    Lauralassie......DON'T EAT ME!!
  10. by   2008rn2be
    I am entering nursing school in January and already know that I do not want to work bedside in Med/Surg for the long term. My heart belongs to babies and children. I know that I want to work in the Well Baby Nursery or in our local Children's Hospital. So, if I am wrong for that, so be it. I agree that if I have a nurse working on/with me, I sure want them to love what they do. Every area is not for every person.
  11. by   bluesky
    Quote from PeachPie
    Hmph. Doctors pay their dues via the hell of med school and internship. Nurses should too. I was a CNA, and I have sworn never to be above anything. I am aware that I'll prolly be too busy to take care of CNA/PCT assigned stuff, but I hope that the humility is enough.
    Depending what your area is, you will at least occasionally have to do CNA type stuff because the CNA/tech won't be there. I'd say our unit only has a tech about 50% of the time.
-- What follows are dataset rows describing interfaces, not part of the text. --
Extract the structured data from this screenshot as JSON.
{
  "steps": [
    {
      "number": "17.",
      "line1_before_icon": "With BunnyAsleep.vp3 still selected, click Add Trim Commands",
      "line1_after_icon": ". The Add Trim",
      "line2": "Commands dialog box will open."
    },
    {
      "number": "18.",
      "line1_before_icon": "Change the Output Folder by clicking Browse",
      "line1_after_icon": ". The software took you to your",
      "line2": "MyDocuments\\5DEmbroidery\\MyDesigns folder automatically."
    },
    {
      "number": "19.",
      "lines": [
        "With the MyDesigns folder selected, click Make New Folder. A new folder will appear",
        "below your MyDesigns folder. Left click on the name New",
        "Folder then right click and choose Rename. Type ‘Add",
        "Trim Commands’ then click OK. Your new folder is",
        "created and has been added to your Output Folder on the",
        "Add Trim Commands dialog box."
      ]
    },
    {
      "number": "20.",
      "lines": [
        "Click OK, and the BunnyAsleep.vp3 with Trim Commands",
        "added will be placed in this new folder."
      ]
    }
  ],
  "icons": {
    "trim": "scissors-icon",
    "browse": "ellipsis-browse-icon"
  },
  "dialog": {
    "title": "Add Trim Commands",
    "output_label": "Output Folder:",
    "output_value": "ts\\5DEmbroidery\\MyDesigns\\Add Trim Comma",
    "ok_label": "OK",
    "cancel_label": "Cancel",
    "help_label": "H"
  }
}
And only 3 out of 5 are any good so you only actually get real help less than 50% of the time.
  12. by   minimo
    So, call me a "bad nurse," but I don't particularly love "bedside nursing." I despise doing bed baths, I hate changing linens (sorry, I didn't go to college to tuck in sheets), and I'm happy that I work at a place where the NAs do all that. My intent has always been to work as a floor nurse for one year only, in order to gain the experience needed to become an NP. Yes, the NP job appeals to me, but being a floor nurse does not. I don't believe we need to "rise through the ranks" or "pay our dues," so to speak. If I had to, I would never have even considered nursing school. I'm in nursing because of the many *different* opportunities it provides and the whole-person philosophy it employs. For those who argue that NPs should have many years of experience in bedside nursing before pursuing the masters, I would point out that I don't see MDs doing that, and they have a lot more on their plates (and many NP programs now require residencies). Am I a bad nurse because I'm taking advantage of the new and improved nursing profession? Perhaps I should have become another pin-point-focused, jaded MD instead....
  13. by   lauralassie
    Quote from 2008rn2be
    i am entering nursing school in january and already know that i do not want to work bedside in med/surg for the long term. my heart belongs to babies and children. i know that i want to work in the well baby nursery or in our local children's hospital. so, if i am wrong for that, so be it. i agree that if i have a nurse working on/with me, i sure want them to love what they do. every area is not for every person.

    sounds like "bed side nursing to me!".. sounds like you have a wounderful heart. keep up the good attitude. just curious, what is your definition of bed side nursing. to me it means, just being there for a pt. . it could be mother - baby, hospice, floor nursing, critical care, post anethesia, as well as many other areas. what i see are a couple of nursing students who seem to think it is below them to actually touch a pt. if it involves bathing, cleaning stool , vomit etc... doesn't mean you have to like the smells, the mess but, none the less, you can learn alot about a pt. during these times. for most pt's, it's much more unpleasant for them than us. :spin: